Congratulations to the Latham & Watkins lawyers who participated in Movember. In November 2013, Team Latham raised more than $7,000 to fight testicular and prostate cancer. Movember might have hurt Procter & Gamble’s bottom line, but it helped raise awareness of important issues in men’s health.
And congrats to Latham lawyers on their 2013 bonuses. The bonuses were announced last Friday and will be paid this Friday.
(Yes, law firm season rolls on, even though it’s past its peak. We’re working on a few bonus stories but need additional data points on some firms — e.g., WilmerHale. If you can help us out, please email us or text us: 646-820-8477.)
If you want to see a bunch of Latham lawyers sporting facial here, click here. If you want information about Latham bonuses, including but not limited to the firm’s bonus memo, keep reading….
Last year, reaction to Latham bonuses was mixed, and the same could be said this year. That’s what you generally get under a system of individualized bonuses (unless the bonuses are extremely generous or extremely stingy).
This year, though, the Latham reactions seem… mellower. Last year, some Latham lawyers were quite happy and some were quite angry; this year, people seem a bit blasé. Commonly expressed sentiments included “no complaints” and “no surprises.” This comment summarizes matters well:
Cravath sealed our fate — once they came out at the same level, we were bound to get stuck with pretty much the same number. Thank goodness for the lockstep; otherwise I would’ve ended up with the same figure as last year.
This was the closest people came to enthusiasm:
I was pleased with my bonus. My hours were [comfortably] over the minimum, but not through the roof. I got a bonus that was [almost 25%] above market.
And this was the closest people came to anger:
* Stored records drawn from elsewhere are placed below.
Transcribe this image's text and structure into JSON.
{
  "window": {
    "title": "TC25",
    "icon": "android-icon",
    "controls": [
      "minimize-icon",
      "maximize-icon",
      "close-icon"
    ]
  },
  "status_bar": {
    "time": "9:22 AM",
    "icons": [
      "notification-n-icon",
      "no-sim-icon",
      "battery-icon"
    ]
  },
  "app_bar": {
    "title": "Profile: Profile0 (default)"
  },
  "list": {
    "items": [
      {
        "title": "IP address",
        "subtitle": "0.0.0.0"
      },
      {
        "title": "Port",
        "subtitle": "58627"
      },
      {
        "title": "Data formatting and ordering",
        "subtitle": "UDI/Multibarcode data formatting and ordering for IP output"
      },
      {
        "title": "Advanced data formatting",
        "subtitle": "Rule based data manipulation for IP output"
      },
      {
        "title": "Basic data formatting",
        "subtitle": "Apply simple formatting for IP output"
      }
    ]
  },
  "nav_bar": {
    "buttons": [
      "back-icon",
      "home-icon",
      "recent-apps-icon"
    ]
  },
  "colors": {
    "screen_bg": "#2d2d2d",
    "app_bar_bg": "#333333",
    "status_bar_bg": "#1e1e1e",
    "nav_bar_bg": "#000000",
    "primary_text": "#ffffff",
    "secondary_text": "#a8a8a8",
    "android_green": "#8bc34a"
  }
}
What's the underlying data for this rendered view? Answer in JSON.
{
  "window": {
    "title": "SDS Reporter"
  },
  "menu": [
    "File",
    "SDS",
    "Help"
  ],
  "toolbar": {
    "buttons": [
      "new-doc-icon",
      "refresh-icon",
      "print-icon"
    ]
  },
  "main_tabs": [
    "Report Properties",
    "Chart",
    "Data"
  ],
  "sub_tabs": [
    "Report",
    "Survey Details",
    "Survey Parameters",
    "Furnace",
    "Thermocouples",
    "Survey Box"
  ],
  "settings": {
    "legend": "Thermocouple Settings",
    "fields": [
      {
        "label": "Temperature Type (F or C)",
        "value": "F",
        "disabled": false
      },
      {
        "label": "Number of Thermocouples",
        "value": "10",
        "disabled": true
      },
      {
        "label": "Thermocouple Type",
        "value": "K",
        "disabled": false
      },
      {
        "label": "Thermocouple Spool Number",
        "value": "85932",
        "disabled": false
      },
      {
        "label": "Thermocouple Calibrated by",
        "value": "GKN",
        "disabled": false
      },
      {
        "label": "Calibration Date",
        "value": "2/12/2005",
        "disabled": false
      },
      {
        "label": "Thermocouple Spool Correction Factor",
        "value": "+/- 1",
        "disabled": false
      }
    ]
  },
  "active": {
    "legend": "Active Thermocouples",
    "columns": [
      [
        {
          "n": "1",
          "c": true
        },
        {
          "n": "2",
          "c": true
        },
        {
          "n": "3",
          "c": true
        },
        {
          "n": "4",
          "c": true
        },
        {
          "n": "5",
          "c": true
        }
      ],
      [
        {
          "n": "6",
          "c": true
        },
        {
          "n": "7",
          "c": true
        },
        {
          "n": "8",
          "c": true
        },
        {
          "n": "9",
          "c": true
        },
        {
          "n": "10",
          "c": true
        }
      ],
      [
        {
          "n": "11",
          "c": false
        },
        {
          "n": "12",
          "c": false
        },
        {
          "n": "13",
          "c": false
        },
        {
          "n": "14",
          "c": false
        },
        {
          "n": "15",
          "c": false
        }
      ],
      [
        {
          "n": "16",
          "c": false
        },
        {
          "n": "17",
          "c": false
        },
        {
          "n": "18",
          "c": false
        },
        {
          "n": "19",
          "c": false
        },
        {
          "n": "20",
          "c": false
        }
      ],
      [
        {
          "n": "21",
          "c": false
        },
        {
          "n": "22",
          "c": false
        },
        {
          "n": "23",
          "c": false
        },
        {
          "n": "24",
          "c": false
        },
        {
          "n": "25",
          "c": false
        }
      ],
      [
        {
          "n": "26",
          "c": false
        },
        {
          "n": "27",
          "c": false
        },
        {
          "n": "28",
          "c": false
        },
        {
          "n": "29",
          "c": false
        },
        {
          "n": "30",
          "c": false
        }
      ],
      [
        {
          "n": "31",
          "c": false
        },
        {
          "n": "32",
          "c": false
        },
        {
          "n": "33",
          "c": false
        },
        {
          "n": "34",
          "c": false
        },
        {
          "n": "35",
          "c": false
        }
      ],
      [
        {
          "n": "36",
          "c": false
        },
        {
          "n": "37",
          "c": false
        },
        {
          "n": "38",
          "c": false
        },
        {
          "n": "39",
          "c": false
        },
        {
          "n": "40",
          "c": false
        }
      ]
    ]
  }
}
People not pleased with bonuses (shocker). Feels more like a “tip.” Or a bonus you give your maid — i.e., a week’s pay.
That might sound angry, but people last year were angrier (see the last blockquote).
The main cause for complaint seems to be the size of payments for additional associate time:
Opinion is we’re underpaid…. They’re saying our time is worth $10 an hour [over base]? I should have gotten a job at McDonald’s in that spare time.
What spare time? You’re a Biglaw associate. The partners have you where they want you. Or, viewed more charitably, the “rewards” for working longer hours are non-monetary (e.g., reputational; you’re a “star associate” who will either make partner or, more likely, move on to some great post-Latham opportunity).
In fairness to Latham, calculating the marginal value of associate time presents problems for other firms at bonus time. See, e.g., Quinn Emanuel (“Do the partners think QE associates are so bad at math that they won’t see the bonus tiers are basically $10 an hour over 2100?”).
At the end of the day, Latham & Watkins is one of the world’s great law firms — great at serving clients, and great at treating associates well. And for some associates, that might have to be reward enough.
(Flip to the next page for the complete Latham bonus memo, which contains data on median bonuses, top bonuses, and bonus distribution for 2013. If you compare it to last year’s memo, you’ll see they’re quite similar. Median bonuses for 2013 seem slightly higher overall compared to 2012, especially for junior associates, although that wasn’t true of every class year. As for top bonuses, for 2013 they ranged from $22,000 to $93,500, compared to a range for 2012 of $25,000 to $93,500 — but again, note the variation from class to class.)